If you add one of the yellow earths and phthalo blue and/or green this will open up the range of greens you will be able to mix, in the same manner as above. You can also use phthalo green to increase the chroma of any of your mixed greens; so if a colour above is close but a little dull, a touch of the green will pump up the chroma, followed by maybe a touch more yellow and/or another colour. This is one of the basic routines for exploring colour mixes. And of course you could start with phthalo green as the base and work down from that.

Einion
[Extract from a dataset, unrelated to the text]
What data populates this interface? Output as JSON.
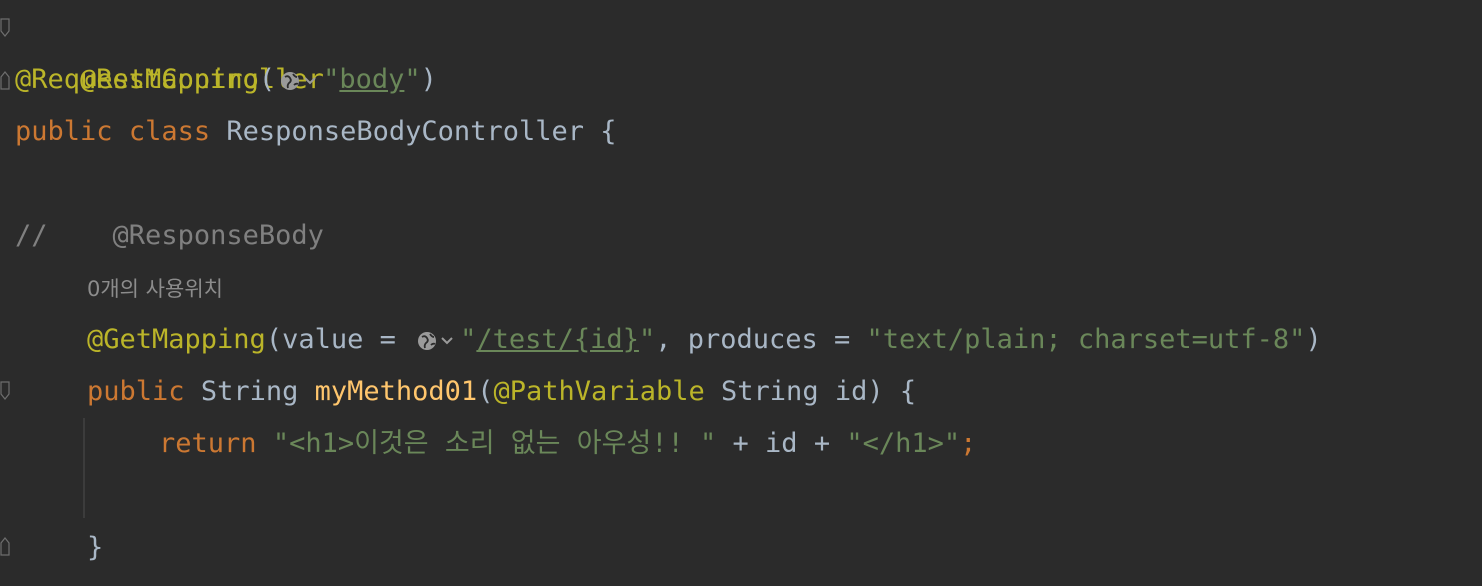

Einion
08-17-2002, 12:16 AM
Hiya Mark, thank you. Seriously, all one needs to know about colour-bias theory is contained in Wilcox's book, after all that's where I learned it! After you get an appreciation for the principle, it's simply a matter of utilising it in practice. And although further research has shown that there are some minor flaws in the explanations of the underlying technicalities, it works in practice which is the important thing. One of its great strengths is that you can use it to figure out the holes in your palette, if any, and buy colours you might have a need for. For instance you might realise you don't have a red that's violet enough and that's why you have had trouble mixing violets, or no yellow capable of mixing good oranges etc.

As for cerulean blue listed as warm, having to divide the list into two categories I couldn't put both blues under cool (although I considered it) and green-blues are warmer than violet-blues to me. But again, all blues are cool, this is just when judged relatively and is subjective.

As for doing a demo, I can't really see myself doing one unless it was to explain a specific colour issue that someone was curious about or I wanted to highlight myself. The main problem is the huge amount of ground that has to be covered, not least in the number of starting colours. This isn't so much of a problem with the text but it would be terribly dull without examples and they use a huge amount of paint and even more time. If you have something in particular you want clarification on, post it here and I'll do my best to help if someone else can't.

Einion

Rey
08-17-2002, 07:28 AM
Einion ... you need another medal. :D

Thanks, thanks, thanks !!!

Rey

DuhVinci
08-17-2002, 12:29 PM
Einion, since you are getting a lot of questions here, I have one. I see you are in Ireland but I don't recognise the flag. Where is that from?

coulter
08-17-2002, 01:28 PM
Originally posted by Rey
Einion ... you need another medal.

Hear Hear!


The Wilcox book is on hold at the library.

A big thank you!

Mark